Calcium From Plant-Based Sources

Present in every single cell of our bodies, calcium plays a major role in our overall health and wellness. Out of all the minerals contained within us, calcium is one of the most abundant, and for good reason, too. This particular nutrient is essential to the body’s most significant physiological functions. Those functions include the controlled expansion and contraction of blood vessels and muscles, as well as the secretion of hormones and enzymes and transmission of signals throughout the nervous system (3).

Curly Kale: A Good Source of CalciumWhen the body is not obtaining sufficient amounts of calcium, there are likely to be adverse effects. The consequences of calcium deficiency include poor bone mass, rickets, abnormal fetal development during pregnancy, and osteoporosis in postmenopausal women and the elderly (2).

It cannot be stressed enough how vital it is that we regularly provide our bodies with the proper amount of calcium. It is a common concern of vegans and vegetarians that they may not be getting enough calcium in their diets. The best part about calcium, though, is that it is easy to find if you know where to look.

The World Health Organization recommends a daily calcium intake of 400 to 500 milligrams. And contrary to popular belief, it is actually more to the body’s advantage for our calcium to come from plant-based sources, rather than animal sources. This is because plants and plant-based foods are more absorbable than animal sources, due to the human body being better able to digest, break down, and utilize plants’ nutrients. What’s more, in the attempt to get calcium from meat instead of plants, the body takes in the highly acidic protein contents of the meat, causing the loss of one milligram of calcium for every gram of protein consumed (1).

Foods Rich in Calcium

Since it is more effective to obtain our daily calcium requirement through plant-based sources, it is important to know where to find these sources. In just the category of leafy greens, there are numerous (and delicious) options available. These include spinach, kale, various lettuces, rhubarb, broccoli, and collard, mustard, and turnip greens (1). Significant amounts of calcium can also be found in sea vegetables like hijiki (648 milligrams in just one cup), which can be delectably paired with noodles or stir-fried tofu dishes, and kelp, which can be used as a high-calcium, high-iodine substitute for salt (4).

Vegan chef, Beverly Lynn Bennett, provides a glimpse of what she refers to as plant-based powerhouses – vegan foods with rich calcium content. This list includes: 1 cup tofu (516mg of calcium), 1 cup cooked collard greens (358mg), 1½ cups calcium-fortified oatmeal (326mg), 1 cup calcium-fortified orange juice (270mg), 10 medium figs (270mg), 1 cup cooked spinach (244mg), and 1 cup cooked white beans (160mg).

In addition, nearly all soy foods contain calcium naturally, and many are also fortified to increase the natural amount.
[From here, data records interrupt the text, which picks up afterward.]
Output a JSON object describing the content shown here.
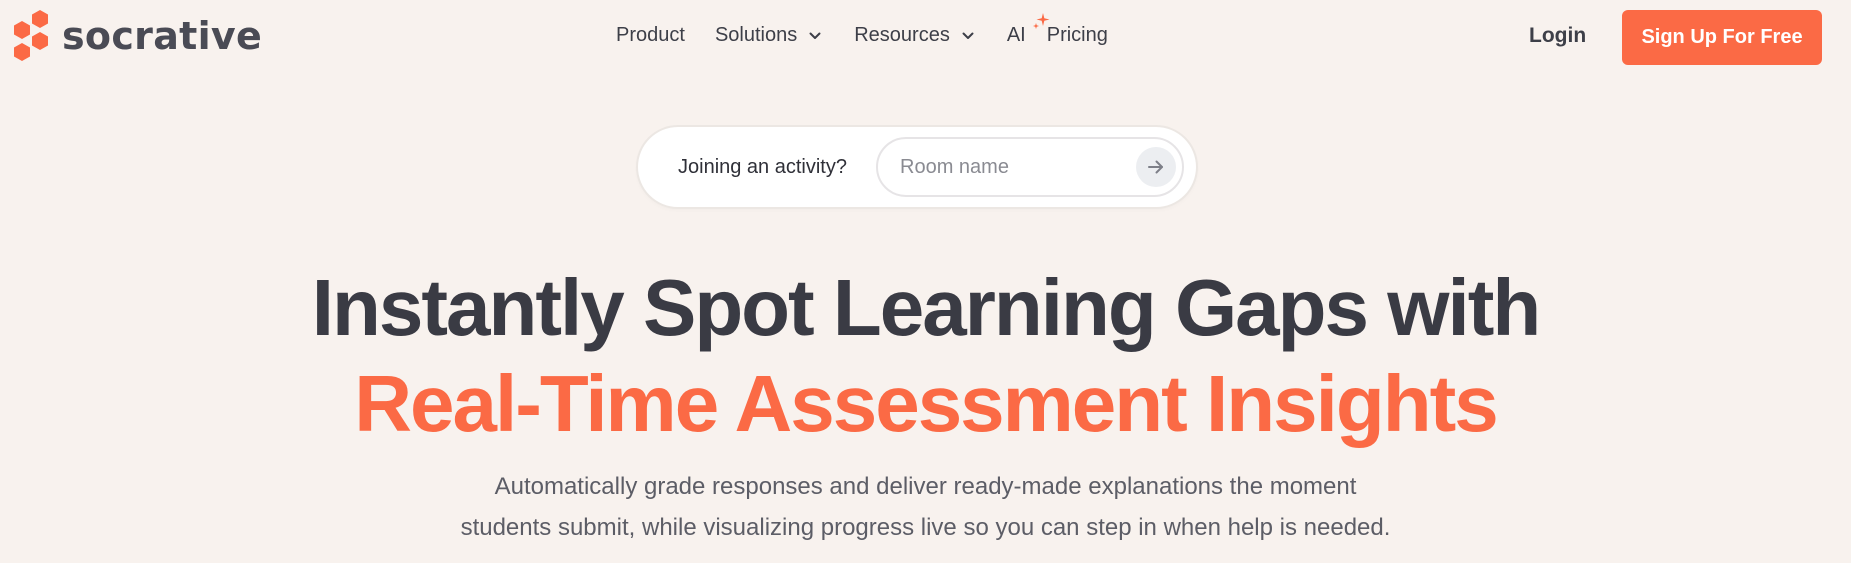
{
  "brand": {
    "name": "socrative",
    "accent_color": "#fb6a45",
    "logo_icon": "hexagon-cluster-icon"
  },
  "nav": {
    "items": [
      {
        "label": "Product",
        "has_dropdown": false
      },
      {
        "label": "Solutions",
        "has_dropdown": true
      },
      {
        "label": "Resources",
        "has_dropdown": true
      },
      {
        "label": "AI",
        "has_dropdown": false,
        "icon": "sparkle-icon"
      },
      {
        "label": "Pricing",
        "has_dropdown": false
      }
    ]
  },
  "header": {
    "login_label": "Login",
    "signup_label": "Sign Up For Free"
  },
  "join": {
    "label": "Joining an activity?",
    "placeholder": "Room name",
    "value": "",
    "submit_icon": "arrow-right-icon"
  },
  "hero": {
    "title_line1": "Instantly Spot Learning Gaps with",
    "title_line2": "Real-Time Assessment Insights",
    "subtitle_line1": "Automatically grade responses and deliver ready-made explanations the moment",
    "subtitle_line2": "students submit, while visualizing progress live so you can step in when help is needed."
  }
}
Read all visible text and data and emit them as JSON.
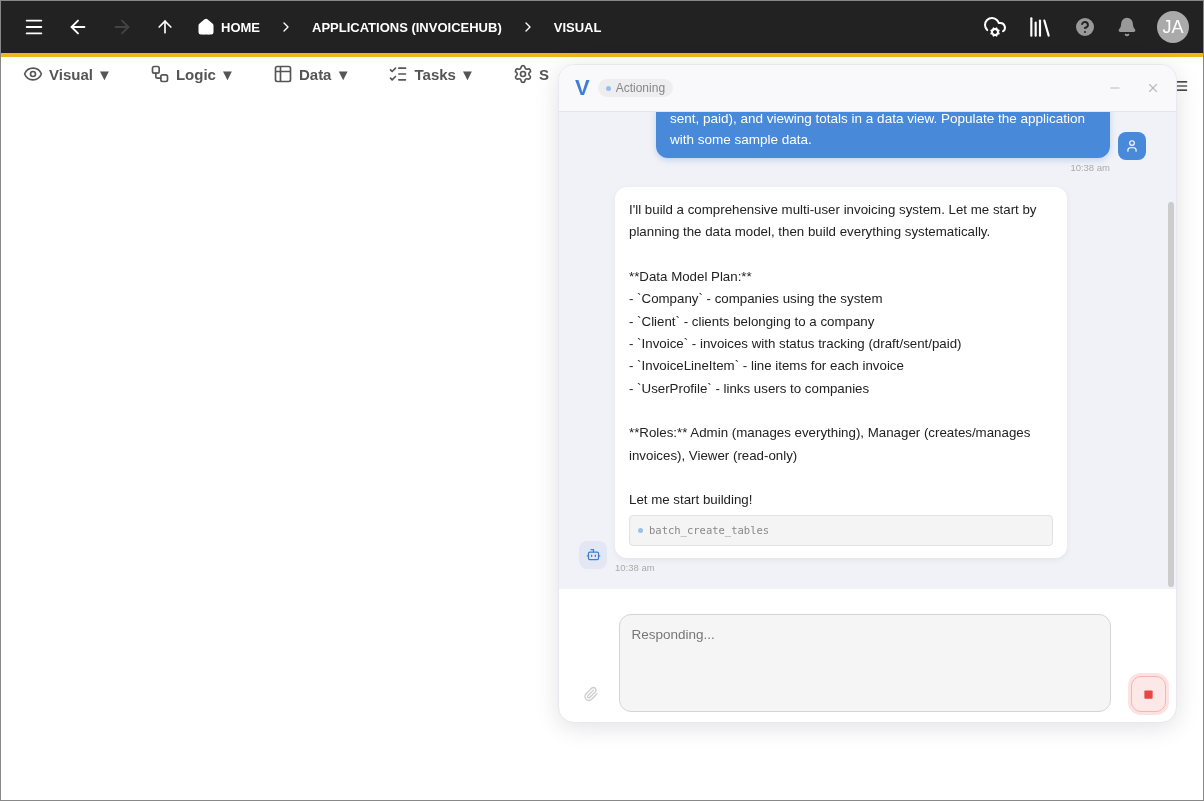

Some examples of soy products that are especially rich in calcium include soy milk, nondairy cheeses, okara (a by-product of soy milk and tofu production), tempeh, and mock meats like veggie burgers (1).

And that’s still not all. In the category of grains and cereals, significant amounts of calcium can be found in quinoa, amaranth, corn, wheat, and brown rice. And since not all non-animal calcium sources can fall under a particular category, the miscellaneous sources include nuts, seeds, dried fruits, and even blackstrap molasses (1).
Foods rich in calcium chart

Supplements and Advice from Your Doctor

Generic-Bottle-Of-Calcium3With all of these available options for obtaining calcium in our diets, there are plenty of opportunities to get the nutrients we need. Not only that, but there are countless ways to pair and prepare these different foods to appease our various tastes. If you feel as though you are still unable to consume an adequate amount of calcium on a regular basis, it may be suggested that you start on a supplement regimen to ensure that your body’s needs are met. However, you should always consult your doctor if you have any concerns.

Image: Curly kale. Source/Author: Rasbak on 25 April 2005. Access the original image here:

References (click to show/hide)

  1. Bennett, Beverly L. "Plant-Based Calcium: Sources and Absorbability." Vegan Vegetarian Recipes VegKitchencom. N.p., 2010. Web.
  2. Bhatia, V. "Dietary Calcium Intake - a Critical Reappraisal." Dietary Calcium Intake – a Critical Reappraisal (n.d.): n. pag. Indian J Med Res 127, 2008. Web.
  3. "Indian Nutrition Chart Showing Calcium Rich Foods." FitJog. N.p., 2010. Web.
  4. Venokur-Clark, Rachel. "6 Sea Vegetables for Optimum Health." Care2. N.p., 17 Oct. 2011. Web.